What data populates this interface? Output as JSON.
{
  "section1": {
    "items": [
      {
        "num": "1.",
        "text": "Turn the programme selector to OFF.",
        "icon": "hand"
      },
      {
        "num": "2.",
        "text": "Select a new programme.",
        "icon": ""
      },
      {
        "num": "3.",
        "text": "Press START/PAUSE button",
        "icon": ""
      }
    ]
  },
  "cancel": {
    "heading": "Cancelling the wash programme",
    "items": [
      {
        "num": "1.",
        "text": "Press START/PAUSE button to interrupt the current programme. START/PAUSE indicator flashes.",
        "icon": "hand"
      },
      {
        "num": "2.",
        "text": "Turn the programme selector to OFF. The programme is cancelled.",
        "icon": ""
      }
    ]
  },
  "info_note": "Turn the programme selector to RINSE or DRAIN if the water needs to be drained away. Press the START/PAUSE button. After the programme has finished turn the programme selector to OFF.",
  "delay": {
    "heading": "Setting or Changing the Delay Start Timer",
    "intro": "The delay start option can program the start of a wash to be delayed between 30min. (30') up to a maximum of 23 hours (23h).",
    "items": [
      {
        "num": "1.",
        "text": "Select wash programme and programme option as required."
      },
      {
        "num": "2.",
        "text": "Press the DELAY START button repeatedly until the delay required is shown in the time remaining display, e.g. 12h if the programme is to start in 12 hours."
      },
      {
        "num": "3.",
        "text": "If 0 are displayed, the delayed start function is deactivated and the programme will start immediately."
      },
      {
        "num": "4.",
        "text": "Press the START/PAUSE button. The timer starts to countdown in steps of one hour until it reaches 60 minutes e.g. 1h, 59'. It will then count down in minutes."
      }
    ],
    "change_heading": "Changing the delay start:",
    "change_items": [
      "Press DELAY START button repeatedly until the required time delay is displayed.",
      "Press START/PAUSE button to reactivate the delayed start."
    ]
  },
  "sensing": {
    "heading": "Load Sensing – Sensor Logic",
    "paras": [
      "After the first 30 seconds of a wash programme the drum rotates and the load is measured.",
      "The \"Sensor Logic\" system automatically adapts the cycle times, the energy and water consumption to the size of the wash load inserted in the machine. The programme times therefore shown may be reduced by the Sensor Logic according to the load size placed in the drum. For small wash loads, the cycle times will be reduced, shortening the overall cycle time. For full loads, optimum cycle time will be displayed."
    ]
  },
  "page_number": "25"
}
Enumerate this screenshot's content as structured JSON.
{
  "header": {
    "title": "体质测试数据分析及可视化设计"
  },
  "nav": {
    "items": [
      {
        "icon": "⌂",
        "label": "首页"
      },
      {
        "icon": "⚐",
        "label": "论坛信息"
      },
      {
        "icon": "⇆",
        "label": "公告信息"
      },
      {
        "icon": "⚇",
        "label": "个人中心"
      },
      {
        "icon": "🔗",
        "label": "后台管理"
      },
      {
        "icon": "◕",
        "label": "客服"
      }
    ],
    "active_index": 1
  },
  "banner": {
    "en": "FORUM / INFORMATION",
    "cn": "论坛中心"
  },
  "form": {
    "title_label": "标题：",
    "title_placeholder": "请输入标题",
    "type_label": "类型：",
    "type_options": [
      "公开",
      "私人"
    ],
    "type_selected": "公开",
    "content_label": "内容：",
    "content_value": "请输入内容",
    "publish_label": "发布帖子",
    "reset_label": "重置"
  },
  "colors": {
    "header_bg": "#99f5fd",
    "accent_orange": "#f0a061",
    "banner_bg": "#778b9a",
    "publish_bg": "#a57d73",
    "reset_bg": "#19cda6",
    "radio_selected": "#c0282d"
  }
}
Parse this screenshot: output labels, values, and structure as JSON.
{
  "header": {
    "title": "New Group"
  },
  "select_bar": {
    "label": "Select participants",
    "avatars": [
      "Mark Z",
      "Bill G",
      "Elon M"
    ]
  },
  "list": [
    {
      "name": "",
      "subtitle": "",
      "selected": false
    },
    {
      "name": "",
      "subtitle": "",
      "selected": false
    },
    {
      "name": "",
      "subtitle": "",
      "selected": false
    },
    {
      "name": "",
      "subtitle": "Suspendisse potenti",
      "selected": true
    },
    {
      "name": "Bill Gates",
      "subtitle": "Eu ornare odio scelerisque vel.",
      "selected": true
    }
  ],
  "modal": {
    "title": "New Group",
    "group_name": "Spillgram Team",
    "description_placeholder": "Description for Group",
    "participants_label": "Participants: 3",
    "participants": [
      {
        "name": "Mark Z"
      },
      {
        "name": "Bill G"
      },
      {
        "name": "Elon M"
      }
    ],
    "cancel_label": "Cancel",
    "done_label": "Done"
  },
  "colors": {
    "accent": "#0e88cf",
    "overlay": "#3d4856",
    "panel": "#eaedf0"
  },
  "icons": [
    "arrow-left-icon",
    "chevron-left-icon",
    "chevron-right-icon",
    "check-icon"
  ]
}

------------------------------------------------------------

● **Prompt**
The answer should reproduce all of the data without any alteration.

● **Answer box**
What data populates this interface? Output as JSON.
{
  "section1": {
    "items": [
      {
        "num": "1.",
        "text": "Turn the programme selector to OFF.",
        "icon": "hand"
      },
      {
        "num": "2.",
        "text": "Select a new programme.",
        "icon": ""
      },
      {
        "num": "3.",
        "text": "Press START/PAUSE button",
        "icon": ""
      }
    ]
  },
  "cancel": {
    "heading": "Cancelling the wash programme",
    "items": [
      {
        "num": "1.",
        "text": "Press START/PAUSE button to interrupt the current programme. START/PAUSE indicator flashes.",
        "icon": "hand"
      },
      {
        "num": "2.",
        "text": "Turn the programme selector to OFF. The programme is cancelled.",
        "icon": ""
      }
    ]
  },
  "info_note": "Turn the programme selector to RINSE or DRAIN if the water needs to be drained away. Press the START/PAUSE button. After the programme has finished turn the programme selector to OFF.",
  "delay": {
    "heading": "Setting or Changing the Delay Start Timer",
    "intro": "The delay start option can program the start of a wash to be delayed between 30min. (30') up to a maximum of 23 hours (23h).",
    "items": [
      {
        "num": "1.",
        "text": "Select wash programme and programme option as required."
      },
      {
        "num": "2.",
        "text": "Press the DELAY START button repeatedly until the delay required is shown in the time remaining display, e.g. 12h if the programme is to start in 12 hours."
      },
      {
        "num": "3.",
        "text": "If 0 are displayed, the delayed start function is deactivated and the programme will start immediately."
      },
      {
        "num": "4.",
        "text": "Press the START/PAUSE button. The timer starts to countdown in steps of one hour until it reaches 60 minutes e.g. 1h, 59'. It will then count down in minutes."
      }
    ],
    "change_heading": "Changing the delay start:",
    "change_items": [
      "Press DELAY START button repeatedly until the required time delay is displayed.",
      "Press START/PAUSE button to reactivate the delayed start."
    ]
  },
  "sensing": {
    "heading": "Load Sensing – Sensor Logic",
    "paras": [
      "After the first 30 seconds of a wash programme the drum rotates and the load is measured.",
      "The \"Sensor Logic\" system automatically adapts the cycle times, the energy and water consumption to the size of the wash load inserted in the machine. The programme times therefore shown may be reduced by the Sensor Logic according to the load size placed in the drum. For small wash loads, the cycle times will be reduced, shortening the overall cycle time. For full loads, optimum cycle time will be displayed."
    ]
  },
  "page_number": "25"
}
Enumerate this screenshot's content as structured JSON.
{
  "header": {
    "title": "体质测试数据分析及可视化设计"
  },
  "nav": {
    "items": [
      {
        "icon": "⌂",
        "label": "首页"
      },
      {
        "icon": "⚐",
        "label": "论坛信息"
      },
      {
        "icon": "⇆",
        "label": "公告信息"
      },
      {
        "icon": "⚇",
        "label": "个人中心"
      },
      {
        "icon": "🔗",
        "label": "后台管理"
      },
      {
        "icon": "◕",
        "label": "客服"
      }
    ],
    "active_index": 1
  },
  "banner": {
    "en": "FORUM / INFORMATION",
    "cn": "论坛中心"
  },
  "form": {
    "title_label": "标题：",
    "title_placeholder": "请输入标题",
    "type_label": "类型：",
    "type_options": [
      "公开",
      "私人"
    ],
    "type_selected": "公开",
    "content_label": "内容：",
    "content_value": "请输入内容",
    "publish_label": "发布帖子",
    "reset_label": "重置"
  },
  "colors": {
    "header_bg": "#99f5fd",
    "accent_orange": "#f0a061",
    "banner_bg": "#778b9a",
    "publish_bg": "#a57d73",
    "reset_bg": "#19cda6",
    "radio_selected": "#c0282d"
  }
}
Parse this screenshot: output labels, values, and structure as JSON.
{
  "header": {
    "title": "New Group"
  },
  "select_bar": {
    "label": "Select participants",
    "avatars": [
      "Mark Z",
      "Bill G",
      "Elon M"
    ]
  },
  "list": [
    {
      "name": "",
      "subtitle": "",
      "selected": false
    },
    {
      "name": "",
      "subtitle": "",
      "selected": false
    },
    {
      "name": "",
      "subtitle": "",
      "selected": false
    },
    {
      "name": "",
      "subtitle": "Suspendisse potenti",
      "selected": true
    },
    {
      "name": "Bill Gates",
      "subtitle": "Eu ornare odio scelerisque vel.",
      "selected": true
    }
  ],
  "modal": {
    "title": "New Group",
    "group_name": "Spillgram Team",
    "description_placeholder": "Description for Group",
    "participants_label": "Participants: 3",
    "participants": [
      {
        "name": "Mark Z"
      },
      {
        "name": "Bill G"
      },
      {
        "name": "Elon M"
      }
    ],
    "cancel_label": "Cancel",
    "done_label": "Done"
  },
  "colors": {
    "accent": "#0e88cf",
    "overlay": "#3d4856",
    "panel": "#eaedf0"
  },
  "icons": [
    "arrow-left-icon",
    "chevron-left-icon",
    "chevron-right-icon",
    "check-icon"
  ]
}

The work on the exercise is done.